The patent applied has been the result of interdisciplinary work involving the Astrobiology Center, the Instituto de Ciencia de los Materiales and the Instituto de Catálisis y Petroleoquímica.

In the survey, composite nanoparticles have been synthesized by a magnetic core, a layer of silica and a final layer of metal on which are immobilized biosensor molecules of natural or artificial with a wide range of applications.

October 9, 2009 Posted by | Nanobiology, Nanomaterials | , | Leave a comment

Lab-on-a-chip Device for Detection of Proteins in the Blood

Images obtained from NEMOSLAB site

Images obtained from NEMOSLAB site

A spin-off from the Nanoworld Institute called Technobiochip participates in a European consortium that is developing a lab-on-a-chip device to execute quickly and cheaply diagnostics with. The device integrates in single chip sensitive optical detectors with microfluidics for the samples processing.

The optical methods are more sensitive than those based on electrical resistance changes, but need complex and expensive instruments. This problem has been solved in the development of this device.

The sensors are placed in a microfluidic channel carved into a silicon chip. The channel has nine corners, and each is aligned with a waveguide of silicon nitride which carries light through the chip. This light comes from nine different diodes and goes to a single light detector. Each waveguide has different binding molecules, either an antibody or a DNA strain selected for its ability to bind to a particular blood biomolecule, such as a hormone. When a sample of blood is placed in the canal passes through the waveguides, and binding molecules cling to their goal. When biomolecules are attached to the surface of the waveguide, the speed of light moving through the waveguide switches creates a detectable change in the signal that is picked up by the light sensor, which is converted into an electrical signal that can be read. The prototype of this device is capable of detecting new biomolecules at the same time in blood serum.

Currently the device developed in this project, called NEMOSLAB, is being tested for the detection of fertility hormones and the BRCA1 gene, whose variations are implicated in some cancers types, including breast cancer.

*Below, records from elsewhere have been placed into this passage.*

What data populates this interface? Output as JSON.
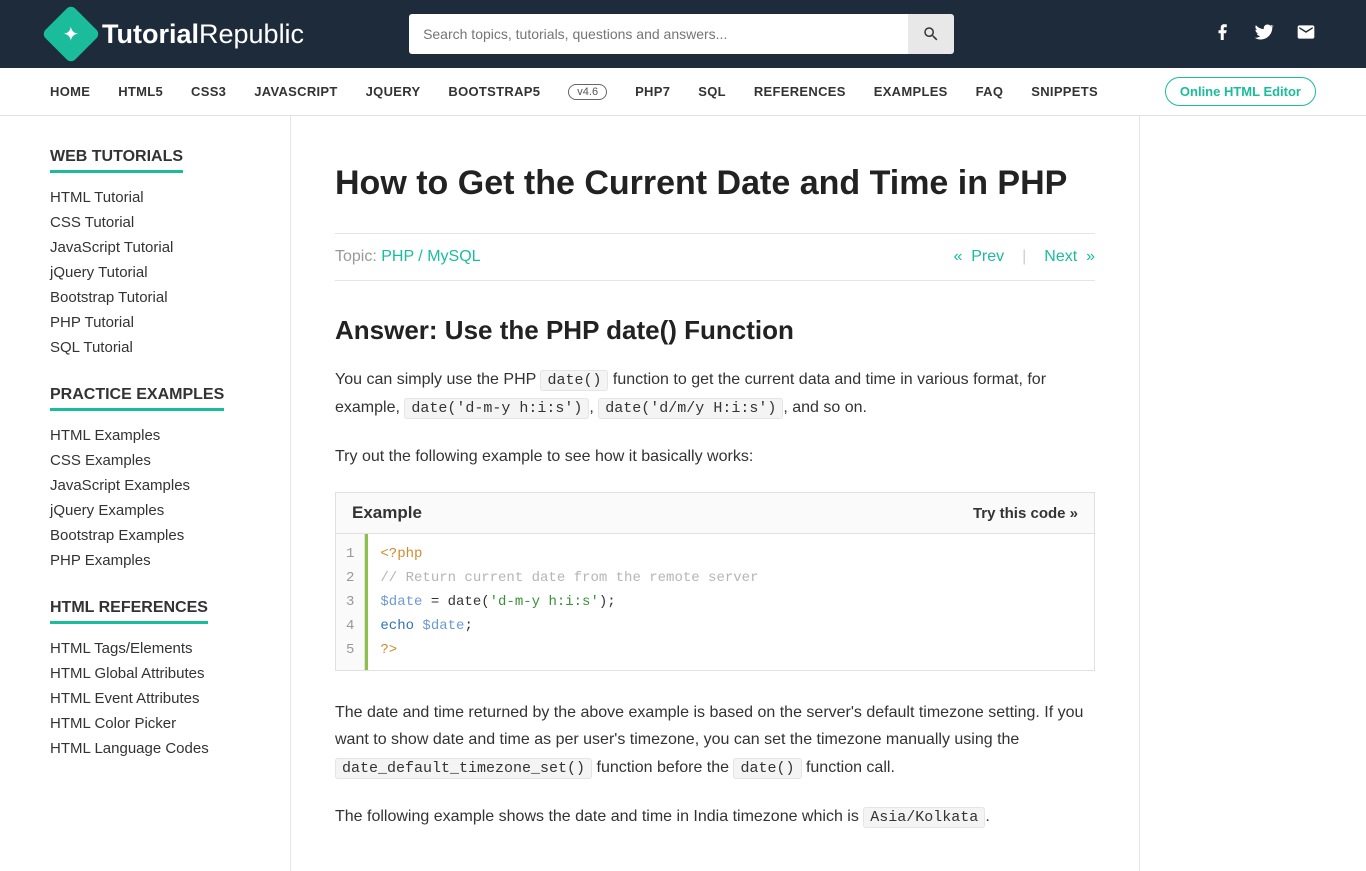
{
  "header": {
    "logo_a": "Tutorial",
    "logo_b": "Republic",
    "search_placeholder": "Search topics, tutorials, questions and answers..."
  },
  "nav": {
    "items": [
      "HOME",
      "HTML5",
      "CSS3",
      "JAVASCRIPT",
      "JQUERY",
      "BOOTSTRAP5",
      "PHP7",
      "SQL",
      "REFERENCES",
      "EXAMPLES",
      "FAQ",
      "SNIPPETS"
    ],
    "badge": "v4.6",
    "editor_btn": "Online HTML Editor"
  },
  "sidebar": {
    "h1": "WEB TUTORIALS",
    "list1": [
      "HTML Tutorial",
      "CSS Tutorial",
      "JavaScript Tutorial",
      "jQuery Tutorial",
      "Bootstrap Tutorial",
      "PHP Tutorial",
      "SQL Tutorial"
    ],
    "h2": "PRACTICE EXAMPLES",
    "list2": [
      "HTML Examples",
      "CSS Examples",
      "JavaScript Examples",
      "jQuery Examples",
      "Bootstrap Examples",
      "PHP Examples"
    ],
    "h3": "HTML REFERENCES",
    "list3": [
      "HTML Tags/Elements",
      "HTML Global Attributes",
      "HTML Event Attributes",
      "HTML Color Picker",
      "HTML Language Codes"
    ]
  },
  "article": {
    "title": "How to Get the Current Date and Time in PHP",
    "topic_label": "Topic: ",
    "topic_link": "PHP / MySQL",
    "prev": "Prev",
    "next": "Next",
    "answer_heading": "Answer: Use the PHP date() Function",
    "p1a": "You can simply use the PHP ",
    "p1_code1": "date()",
    "p1b": " function to get the current data and time in various format, for example, ",
    "p1_code2": "date('d-m-y h:i:s')",
    "p1c": ", ",
    "p1_code3": "date('d/m/y H:i:s')",
    "p1d": ", and so on.",
    "p2": "Try out the following example to see how it basically works:",
    "example_title": "Example",
    "try_code": "Try this code »",
    "code": {
      "l1": "<?php",
      "l2": "// Return current date from the remote server",
      "l3a": "$date",
      "l3b": " = date(",
      "l3c": "'d-m-y h:i:s'",
      "l3d": ");",
      "l4a": "echo",
      "l4b": " ",
      "l4c": "$date",
      "l4d": ";",
      "l5": "?>"
    },
    "p3a": "The date and time returned by the above example is based on the server's default timezone setting. If you want to show date and time as per user's timezone, you can set the timezone manually using the ",
    "p3_code1": "date_default_timezone_set()",
    "p3b": " function before the ",
    "p3_code2": "date()",
    "p3c": " function call.",
    "p4a": "The following example shows the date and time in India timezone which is ",
    "p4_code": "Asia/Kolkata",
    "p4b": "."
  }
}
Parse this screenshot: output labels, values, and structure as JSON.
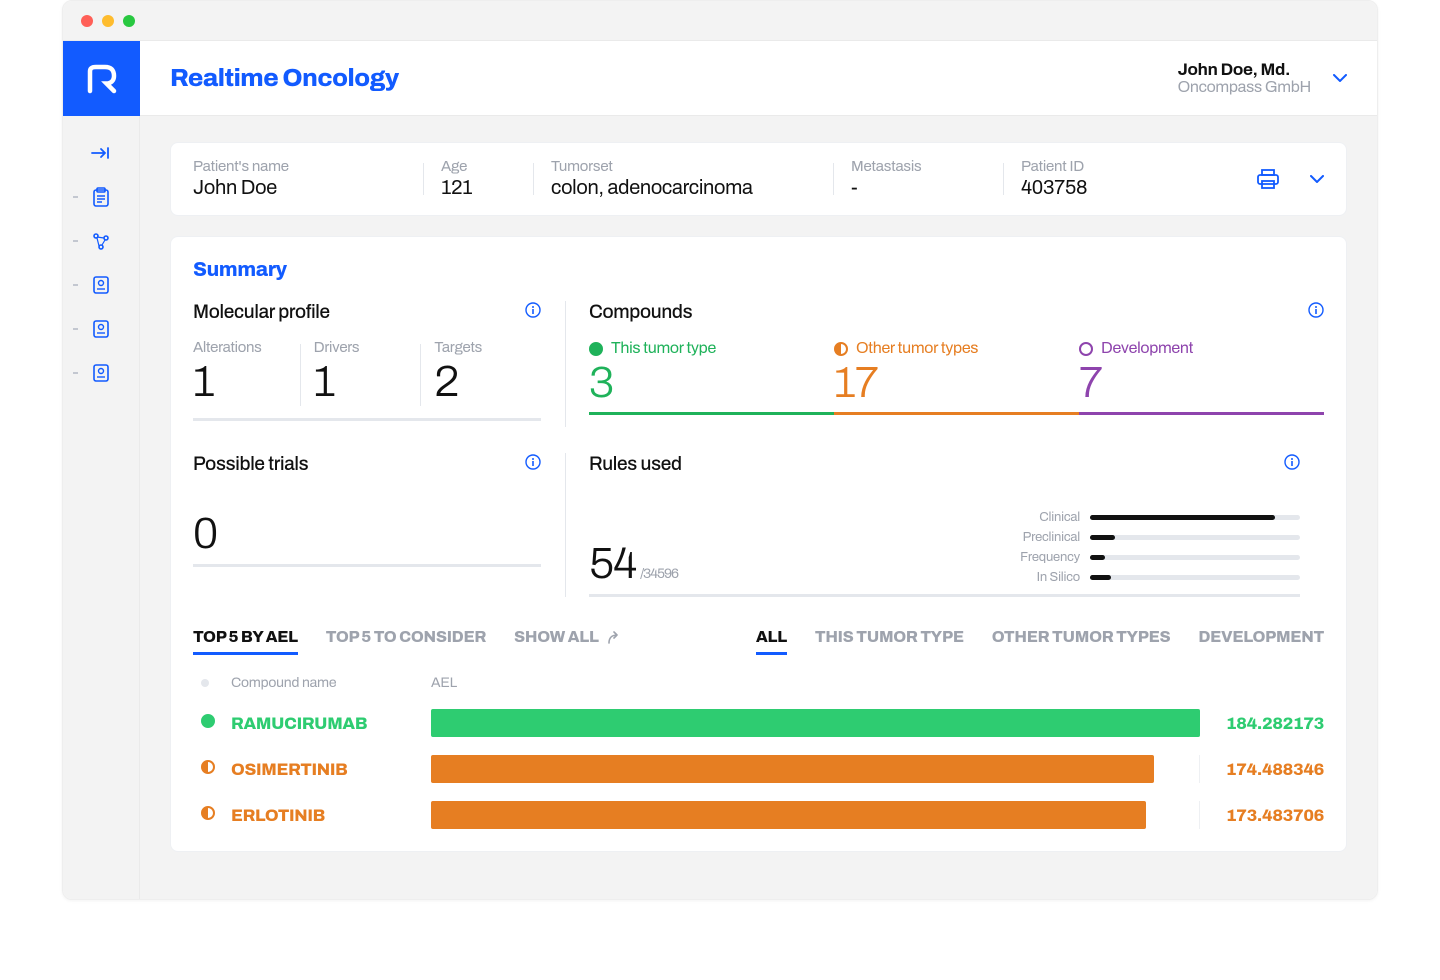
{
  "app": {
    "title": "Realtime Oncology"
  },
  "user": {
    "name": "John Doe, Md.",
    "org": "Oncompass GmbH"
  },
  "patient": {
    "name_label": "Patient's name",
    "name": "John Doe",
    "age_label": "Age",
    "age": "121",
    "tumorset_label": "Tumorset",
    "tumorset": "colon, adenocarcinoma",
    "metastasis_label": "Metastasis",
    "metastasis": "-",
    "id_label": "Patient ID",
    "id": "403758"
  },
  "summary": {
    "title": "Summary",
    "molecular_profile": {
      "title": "Molecular profile",
      "alterations_label": "Alterations",
      "alterations": "1",
      "drivers_label": "Drivers",
      "drivers": "1",
      "targets_label": "Targets",
      "targets": "2"
    },
    "compounds": {
      "title": "Compounds",
      "this_tumor_label": "This tumor type",
      "this_tumor": "3",
      "other_tumor_label": "Other tumor types",
      "other_tumor": "17",
      "development_label": "Development",
      "development": "7"
    },
    "possible_trials": {
      "title": "Possible trials",
      "value": "0"
    },
    "rules": {
      "title": "Rules used",
      "value": "54",
      "denom": "/34596",
      "bars": {
        "clinical_label": "Clinical",
        "clinical_pct": 88,
        "preclinical_label": "Preclinical",
        "preclinical_pct": 12,
        "frequency_label": "Frequency",
        "frequency_pct": 7,
        "insilico_label": "In Silico",
        "insilico_pct": 10
      }
    }
  },
  "tabs_left": {
    "top5_ael": "TOP 5 BY AEL",
    "top5_consider": "TOP 5 TO CONSIDER",
    "show_all": "SHOW ALL"
  },
  "tabs_right": {
    "all": "ALL",
    "this_tumor": "THIS TUMOR TYPE",
    "other_tumor": "OTHER TUMOR TYPES",
    "development": "DEVELOPMENT"
  },
  "table": {
    "col_name": "Compound name",
    "col_ael": "AEL",
    "rows": [
      {
        "name": "RAMUCIRUMAB",
        "ael": "184.282173",
        "color": "green",
        "pct": 100
      },
      {
        "name": "OSIMERTINIB",
        "ael": "174.488346",
        "color": "orange",
        "pct": 94
      },
      {
        "name": "ERLOTINIB",
        "ael": "173.483706",
        "color": "orange",
        "pct": 93
      }
    ]
  }
}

NEMOSLAB project developers, which are also involved in the NCSRD, FhG/IBMT, STMicroelectronics, Nano-Science Center of the University of Copenhagen, UKM, Biomedica L.S., IMTEK and Dortmund IVF, hope that the chips can be produced in a silicon foundry and its price, less than a dollar.

September 15, 2009 Posted by | Nanobiology, Nanomedicine | , , | Leave a comment

Optical and Electrochemical Nanosensors

Image obtained from

Image obtained from

A group of researchers from the Basque technological centre CIDETEC-IK4, the Centro Superior de Investigaciones Científicas (CSIC) and University of Berkeley have developed highly sensitive electrochemical sensors to detect possible mutations in the DNA faster than it was to moment.

These nanosensors use a single nanotransistor which cable is a simply carbon nanotube and allow the development of optical and electrochemical nanosensors, enabling the detection of DNA probes without the need for modification to increase the sensitivity of the system.

In the future, these nanosensors could be used to detect other molecules, and for studies of genetic diseases.

September 7, 2009 Posted by | Nanobiology, Nanoelectronics, Nanomedicine | , , | Leave a comment